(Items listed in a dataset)

□ □ □ □

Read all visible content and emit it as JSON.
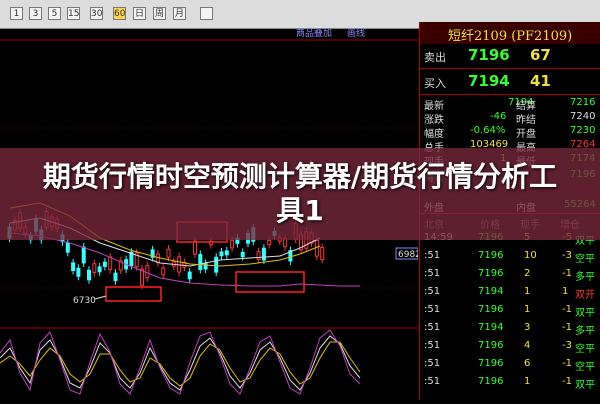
{
  "toolbar": {
    "buttons": [
      "1",
      "3",
      "5",
      "15",
      "30",
      "60",
      "日",
      "周",
      "月",
      "",
      ""
    ]
  },
  "chart": {
    "overlay_label": "商品叠加",
    "overlay_label2": "画线",
    "low_price_label": "6730",
    "right_price_label": "6982"
  },
  "panel": {
    "title": "短纤2109 (PF2109)",
    "sell": {
      "label": "卖出",
      "price": "7196",
      "volume": "67"
    },
    "buy": {
      "label": "买入",
      "price": "7194",
      "volume": "41"
    },
    "stats": [
      {
        "l1": "最新",
        "v1": "7194",
        "l2": "结算",
        "v2": "7216"
      },
      {
        "l1": "涨跌",
        "v1": "-46",
        "l2": "昨结",
        "v2": "7240"
      },
      {
        "l1": "幅度",
        "v1": "-0.64%",
        "l2": "开盘",
        "v2": "7230"
      },
      {
        "l1": "总手",
        "v1": "103469",
        "l2": "最高",
        "v2": "7264"
      },
      {
        "l1": "现手",
        "v1": "1",
        "l2": "最低",
        "v2": "7174"
      },
      {
        "l1": "持仓",
        "v1": "",
        "l2": "",
        "v2": "7196"
      },
      {
        "l1": "外盘",
        "v1": "",
        "l2": "内盘",
        "v2": "55264"
      }
    ],
    "trade_header": {
      "time": "北京",
      "price": "价格",
      "qty": "现手",
      "chg": "增仓"
    },
    "trades": [
      {
        "time": "14:59",
        "price": "7196",
        "qty": "5",
        "chg": "-5",
        "dir": "双平"
      },
      {
        "time": ":51",
        "price": "7196",
        "qty": "10",
        "chg": "-3",
        "dir": "空平"
      },
      {
        "time": ":51",
        "price": "7196",
        "qty": "2",
        "chg": "-1",
        "dir": "多平"
      },
      {
        "time": ":51",
        "price": "7194",
        "qty": "1",
        "chg": "1",
        "dir": "双开"
      },
      {
        "time": ":51",
        "price": "7196",
        "qty": "1",
        "chg": "-1",
        "dir": "双平"
      },
      {
        "time": ":51",
        "price": "7194",
        "qty": "3",
        "chg": "-1",
        "dir": "多平"
      },
      {
        "time": ":51",
        "price": "7196",
        "qty": "4",
        "chg": "-3",
        "dir": "空平"
      },
      {
        "time": ":51",
        "price": "7196",
        "qty": "6",
        "chg": "-1",
        "dir": "空平"
      },
      {
        "time": ":51",
        "price": "7196",
        "qty": "1",
        "chg": "-1",
        "dir": "双平"
      }
    ]
  },
  "banner": {
    "title": "期货行情时空预测计算器/期货行情分析工具1"
  },
  "colors": {
    "up": "#ff3333",
    "down": "#33ff33",
    "label": "#dddddd",
    "accent": "#f0e040"
  }
}
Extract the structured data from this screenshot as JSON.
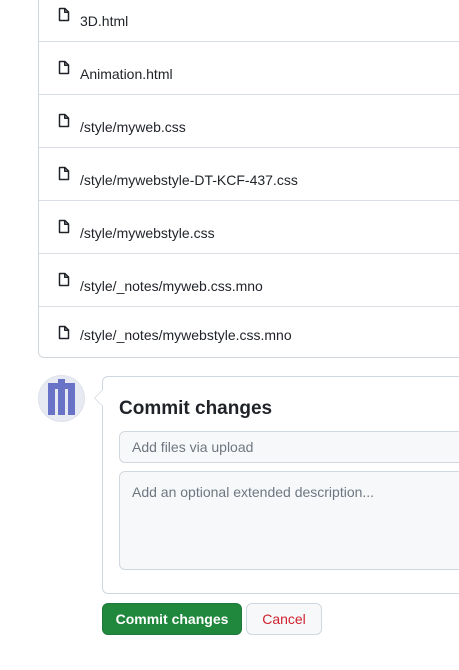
{
  "files": [
    {
      "name": "3D.html",
      "icon": "file-icon"
    },
    {
      "name": "Animation.html",
      "icon": "file-icon"
    },
    {
      "name": "/style/myweb.css",
      "icon": "file-icon"
    },
    {
      "name": "/style/mywebstyle-DT-KCF-437.css",
      "icon": "file-icon"
    },
    {
      "name": "/style/mywebstyle.css",
      "icon": "file-icon"
    },
    {
      "name": "/style/_notes/myweb.css.mno",
      "icon": "file-icon"
    },
    {
      "name": "/style/_notes/mywebstyle.css.mno",
      "icon": "file-icon"
    }
  ],
  "commit": {
    "title": "Commit changes",
    "summary_placeholder": "Add files via upload",
    "summary_value": "",
    "description_placeholder": "Add an optional extended description...",
    "description_value": ""
  },
  "buttons": {
    "commit_label": "Commit changes",
    "cancel_label": "Cancel"
  },
  "colors": {
    "commit_button": "#1f883d",
    "cancel_text": "#cf222e",
    "avatar_accent": "#6873c8"
  }
}
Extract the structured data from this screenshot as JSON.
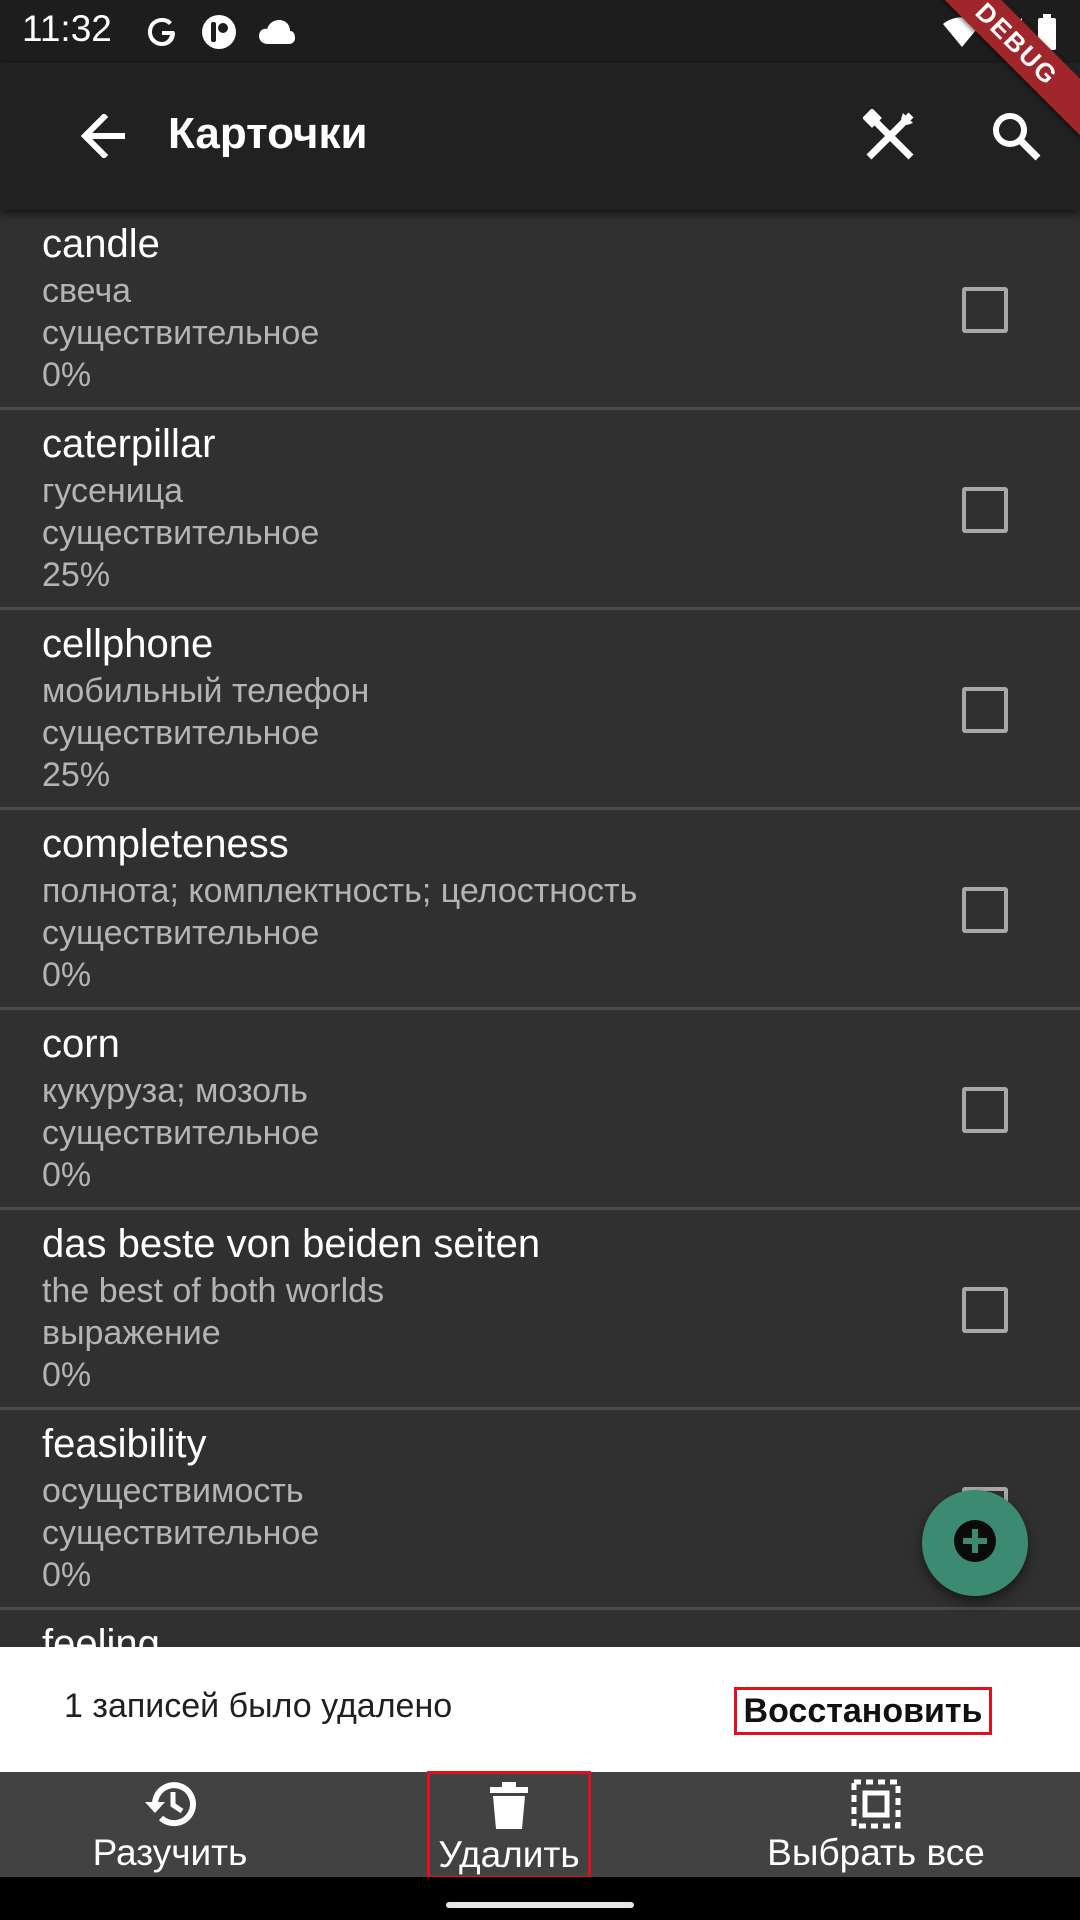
{
  "status_bar": {
    "time": "11:32",
    "icons": [
      "google-icon",
      "app-notification-icon",
      "cloud-icon",
      "wifi-icon",
      "signal-icon",
      "battery-icon"
    ],
    "debug_label": "DEBUG"
  },
  "app_bar": {
    "title": "Карточки",
    "icons": [
      "back-arrow-icon",
      "tools-icon",
      "search-icon"
    ]
  },
  "cards": [
    {
      "word": "candle",
      "translation": "свеча",
      "part_of_speech": "существительное",
      "progress": "0%"
    },
    {
      "word": "caterpillar",
      "translation": "гусеница",
      "part_of_speech": "существительное",
      "progress": "25%"
    },
    {
      "word": "cellphone",
      "translation": "мобильный телефон",
      "part_of_speech": "существительное",
      "progress": "25%"
    },
    {
      "word": "completeness",
      "translation": "полнота; комплектность; целостность",
      "part_of_speech": "существительное",
      "progress": "0%"
    },
    {
      "word": "corn",
      "translation": "кукуруза; мозоль",
      "part_of_speech": "существительное",
      "progress": "0%"
    },
    {
      "word": "das beste von beiden seiten",
      "translation": "the best of both worlds",
      "part_of_speech": "выражение",
      "progress": "0%"
    },
    {
      "word": "feasibility",
      "translation": "осуществимость",
      "part_of_speech": "существительное",
      "progress": "0%"
    },
    {
      "word": "feeling",
      "translation": "",
      "part_of_speech": "",
      "progress": ""
    }
  ],
  "fab": {
    "icon": "add-circle-icon"
  },
  "snackbar": {
    "message": "1 записей было удалено",
    "action": "Восстановить"
  },
  "bottom_nav": {
    "learn": "Разучить",
    "delete": "Удалить",
    "select_all": "Выбрать все"
  },
  "colors": {
    "background": "#303030",
    "app_bar": "#212121",
    "fab": "#3d8a73",
    "highlight": "#e0101e",
    "bottom_nav": "#424242"
  }
}
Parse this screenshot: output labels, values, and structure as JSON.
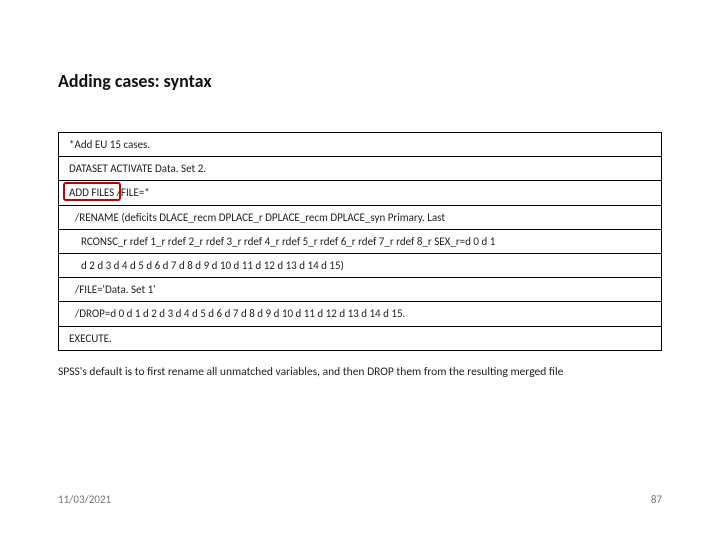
{
  "title": "Adding cases: syntax",
  "code": {
    "l1": "*Add EU 15 cases.",
    "l2": "DATASET ACTIVATE Data. Set 2.",
    "l3": "ADD FILES /FILE=*",
    "l4": "/RENAME (deficits DLACE_recm DPLACE_r DPLACE_recm DPLACE_syn Primary. Last",
    "l5": "RCONSC_r rdef 1_r rdef 2_r rdef 3_r rdef 4_r rdef 5_r rdef 6_r rdef 7_r rdef 8_r SEX_r=d 0 d 1",
    "l6": "d 2 d 3 d 4 d 5 d 6 d 7 d 8 d 9 d 10 d 11 d 12 d 13 d 14 d 15)",
    "l7": "/FILE='Data. Set 1'",
    "l8": "/DROP=d 0 d 1 d 2 d 3 d 4 d 5 d 6 d 7 d 8 d 9 d 10 d 11 d 12 d 13 d 14 d 15.",
    "l9": "EXECUTE."
  },
  "caption": "SPSS's default is to first rename all unmatched variables, and then DROP them from the resulting merged file",
  "footer": {
    "date": "11/03/2021",
    "page": "87"
  }
}
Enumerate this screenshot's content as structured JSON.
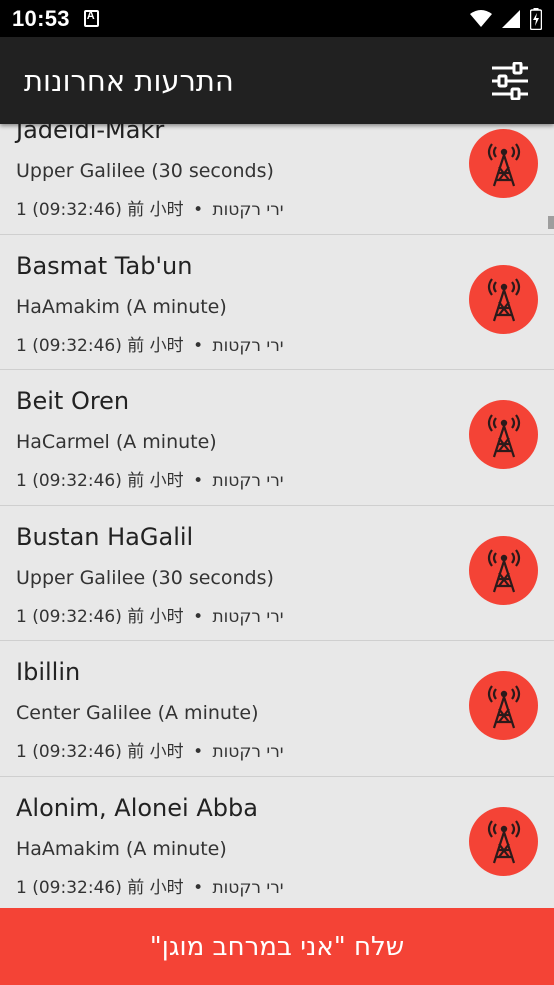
{
  "status_bar": {
    "time": "10:53"
  },
  "app_bar": {
    "title": "התרעות אחרונות",
    "filter_icon": "sliders-icon"
  },
  "alerts": [
    {
      "city": "Jadeidi-Makr",
      "zone": "Upper Galilee (30 seconds)",
      "source": "ירי רקטות",
      "bullet": "•",
      "time": "1 (09:32:46) 前 小时"
    },
    {
      "city": "Basmat Tab'un",
      "zone": "HaAmakim (A minute)",
      "source": "ירי רקטות",
      "bullet": "•",
      "time": "1 (09:32:46) 前 小时"
    },
    {
      "city": "Beit Oren",
      "zone": "HaCarmel (A minute)",
      "source": "ירי רקטות",
      "bullet": "•",
      "time": "1 (09:32:46) 前 小时"
    },
    {
      "city": "Bustan HaGalil",
      "zone": "Upper Galilee (30 seconds)",
      "source": "ירי רקטות",
      "bullet": "•",
      "time": "1 (09:32:46) 前 小时"
    },
    {
      "city": "Ibillin",
      "zone": "Center Galilee (A minute)",
      "source": "ירי רקטות",
      "bullet": "•",
      "time": "1 (09:32:46) 前 小时"
    },
    {
      "city": "Alonim, Alonei Abba",
      "zone": "HaAmakim (A minute)",
      "source": "ירי רקטות",
      "bullet": "•",
      "time": "1 (09:32:46) 前 小时"
    }
  ],
  "bottom_button": {
    "label": "שלח \"אני במרחב מוגן\""
  },
  "colors": {
    "accent": "#f44336",
    "app_bar": "#212121",
    "background": "#e8e8e8"
  }
}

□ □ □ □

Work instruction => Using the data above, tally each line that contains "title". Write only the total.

Answer for this exercise => 6